Scientists from the University of Hawai’i found that Earth plasma sheet electrons affect the weathering of the Moon and may aid in the formation of water. This discovery deepens our understanding of the Earth-Moon relationship and points to future opportunities for exploration.
A team of researchers led by a University of Hawai’i (UH) planetary scientist at Mānoa found that high-energy electrons in Earth’s plasma sheet contribute to weathering processes on the Moon’s surface, and importantly, the electrons may have aided the formation. water on the lunar surface. The study was published on September 14 in the journal Astronomy of nature.
Understanding the concentrations and distribution of water on the Moon is essential to understanding its formation and evolution and to securing water resources for future human exploration. The new discovery may also help explain the origin of water ice earlier discovered in lunar permanently shadowed regions.
Earth’s magnetosphere and its effects
The influence of the Earth’s magnetism creates a force field around the planet, referred to as the magnetosphere, which protects the Earth from cosmic weathering and harmful radiation from the Sun. The solar wind pushes and reshapes the magnetosphere, creating a long tail on the night side. The plasma layer in this magnetotail is a region consisting of high-energy electrons and ions that may come from Earth and the solar wind.
Previously, scientists mostly focused on the role of high-energy ions in space weathering of the Moon and other airless bodies. The solar wind, which consists of high-energy particles such as protons, bombards the lunar surface and is thought to be one of the primary ways water formed on the moon.
Impact of the Earth’s magnetotail on the Moon
Based on his previous work showing that oxygen in Earth’s magnetotail corrodes iron in the Moon’s polar regions, Shuai Li, an assistant research scientist at the UH Mānoa School of Ocean and Earth Science and Technology (SOEST), was interested in investigating changes in surface weathering. when the Moon passes through Earth’s magnetotail, a region that almost completely shields the Moon from the solar wind, but not the Sun’s light photons.

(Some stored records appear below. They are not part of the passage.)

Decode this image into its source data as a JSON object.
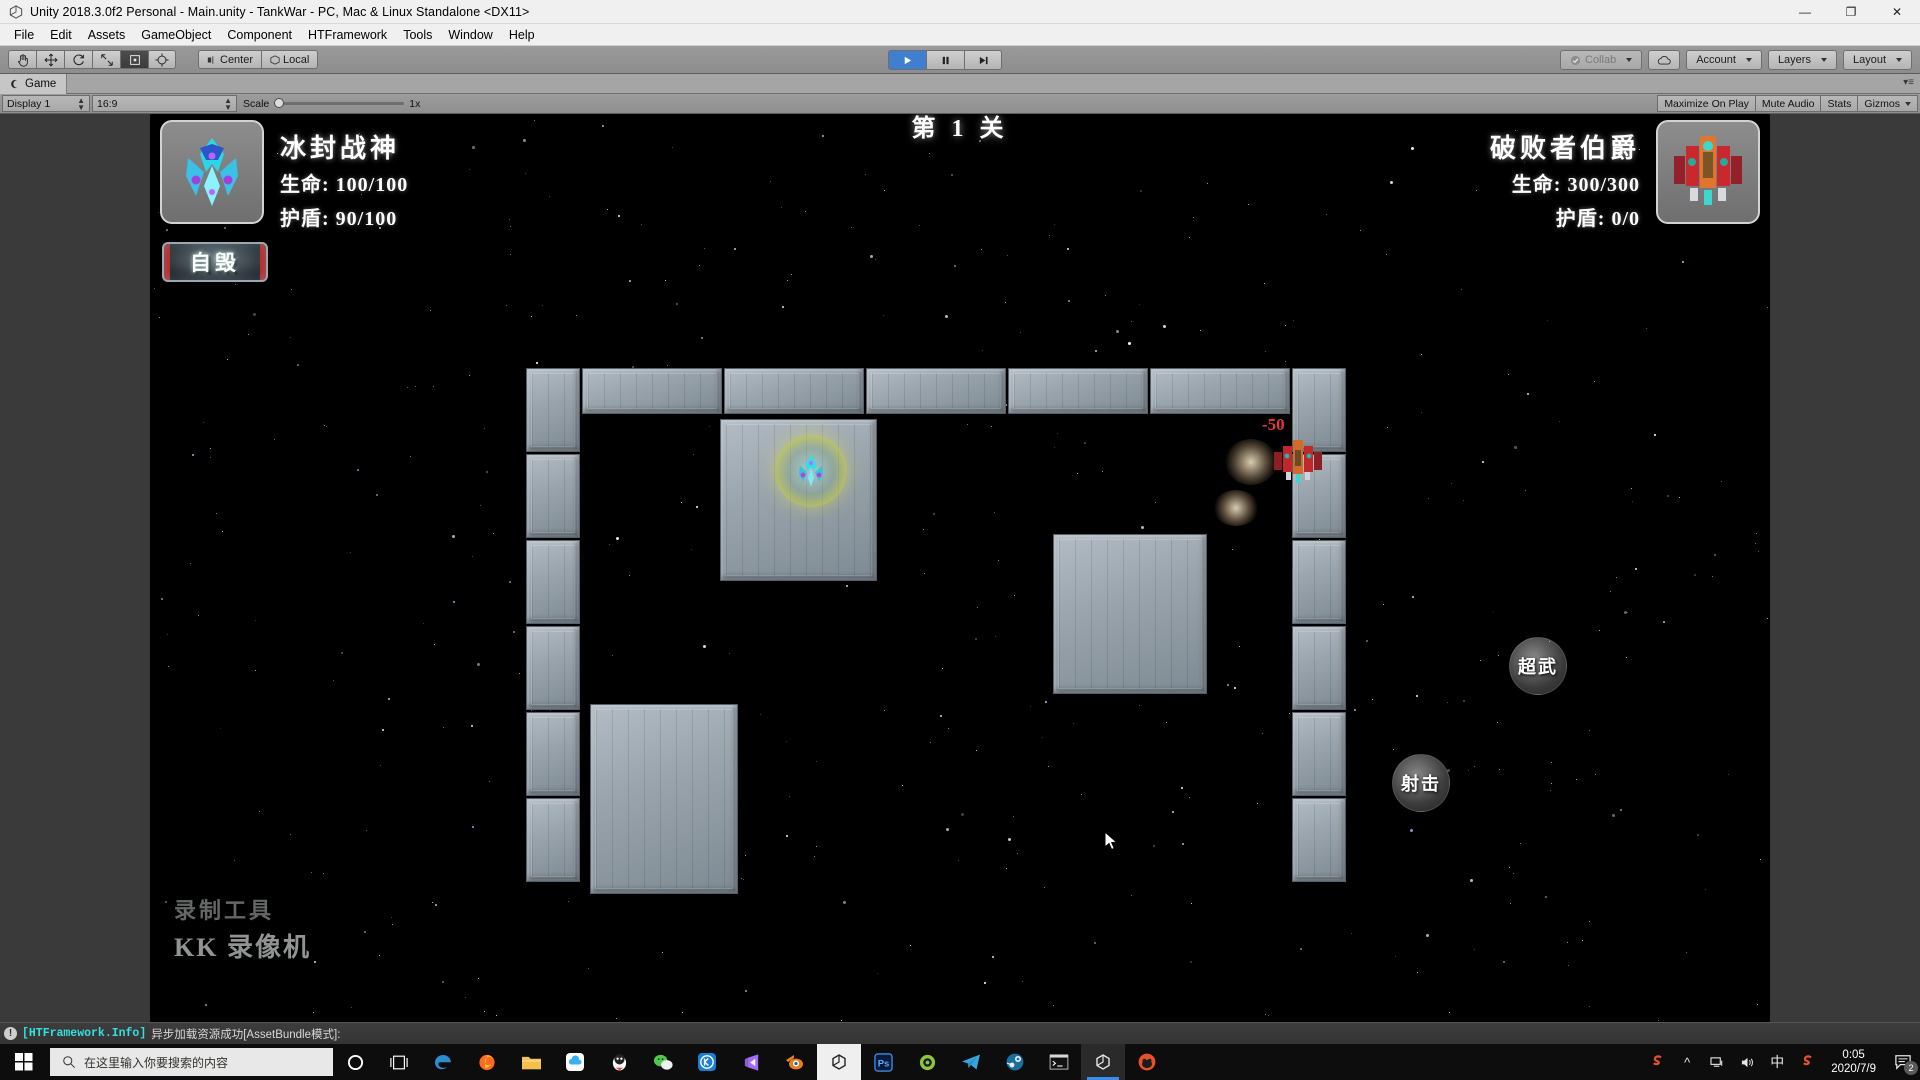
{
  "window": {
    "title": "Unity 2018.3.0f2 Personal - Main.unity - TankWar - PC, Mac & Linux Standalone <DX11>",
    "minimize": "—",
    "maximize": "❐",
    "close": "✕"
  },
  "menu": {
    "items": [
      "File",
      "Edit",
      "Assets",
      "GameObject",
      "Component",
      "HTFramework",
      "Tools",
      "Window",
      "Help"
    ]
  },
  "toolbar": {
    "tools": [
      "hand-tool",
      "move-tool",
      "rotate-tool",
      "scale-tool",
      "rect-tool",
      "transform-tool"
    ],
    "pivot": "Center",
    "space": "Local",
    "play": "▶",
    "pause": "⏸",
    "step": "⏭",
    "collab": "Collab",
    "cloud": "cloud-icon",
    "account": "Account",
    "layers": "Layers",
    "layout": "Layout"
  },
  "panel": {
    "tab_label": "Game"
  },
  "game_toolbar": {
    "display": "Display 1",
    "aspect": "16:9",
    "scale_label": "Scale",
    "scale_value": "1x",
    "maximize_on_play": "Maximize On Play",
    "mute_audio": "Mute Audio",
    "stats": "Stats",
    "gizmos": "Gizmos"
  },
  "hud": {
    "level": "第 1 关",
    "self_destruct": "自毁",
    "player": {
      "name": "冰封战神",
      "hp_label": "生命",
      "hp_value": "100/100",
      "shield_label": "护盾",
      "shield_value": "90/100"
    },
    "enemy": {
      "name": "破败者伯爵",
      "hp_label": "生命",
      "hp_value": "300/300",
      "shield_label": "护盾",
      "shield_value": "0/0"
    },
    "buttons": {
      "super_weapon": "超武",
      "fire": "射击"
    },
    "damage_popup": "-50"
  },
  "watermark": {
    "line1": "录制工具",
    "line2": "KK 录像机"
  },
  "status": {
    "icon": "!",
    "tag": "[HTFramework.Info]",
    "message": "异步加载资源成功[AssetBundle模式]:"
  },
  "taskbar": {
    "start": "windows-logo",
    "search_placeholder": "在这里输入你要搜索的内容",
    "items": [
      "cortana-icon",
      "task-view-icon",
      "edge-icon",
      "firefox-icon",
      "file-explorer-icon",
      "baidu-netdisk-icon",
      "qq-icon",
      "wechat-icon",
      "kuaishou-icon",
      "visual-studio-icon",
      "blender-icon",
      "unity-hub-icon",
      "photoshop-icon",
      "gitkraken-icon",
      "telegram-icon",
      "steam-icon",
      "terminal-icon",
      "unity-editor-icon",
      "kk-recorder-icon"
    ],
    "tray": [
      "sogou-icon",
      "chevron-up-icon",
      "network-icon",
      "volume-icon",
      "ime-cn-icon",
      "sogou-pinyin-icon"
    ],
    "time": "0:05",
    "date": "2020/7/9",
    "notification_count": "2"
  },
  "colors": {
    "unity_chrome": "#8d8d8d",
    "taskbar": "#0d0d0d",
    "accent_blue": "#3a8ee6",
    "status_cyan": "#34e0e0",
    "damage_red": "#e03a3a",
    "shield_yellow": "#d6d63c"
  }
}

“This provides a natural laboratory for studying lunar surface water formation processes,” Li said. “When the Moon is outside the magnetotail, the lunar surface is bombarded by the solar wind.” There are almost no protons in the solar wind inside the magnetotail, and water formation was expected to drop to almost zero.
Li and co-authors analyzed remote sensing data collected by the Moon Mineralogy Mapper instrument aboard India’s Chandrayaan 1 mission between 2008 and 2009. Specifically, they assessed changes in water formation as the Moon passed through Earth’s magnetotail, which includes plasma. sheet.
“To my surprise, the remote sensing observations showed that the formation of water in the Earth’s magnetotail is almost identical to when the Moon was outside the Earth’s magnetotail,” Li said. “This suggests that there may be other formation processes or new sources of water in the magnetotail that are not directly linked to the implantation of solar wind protons. In particular, high-energy electron radiation shows similar effects to solar wind protons.
“Overall, this finding and my previous findings of rusty lunar poles suggest that Mother Earth is strongly tied to her Moon in many unrecognized aspects,” Li said.
Future research avenues
In future research, Li aims to work on a lunar mission NASAThe Artemis programs monitor the plasma environment and water content of the lunar polar surface when the Moon is in various phases during the Earth’s magnetotail transition.
Reference: “Formation of lunar surface water associated with high-energy electrons in Earth’s magnetotail” by S. Li, AR Poppe, TM Orlando, BM Jones, OJ Tucker, WM Farrell, and AR Hendrix, 14 Sep 2023, Astronomy of nature.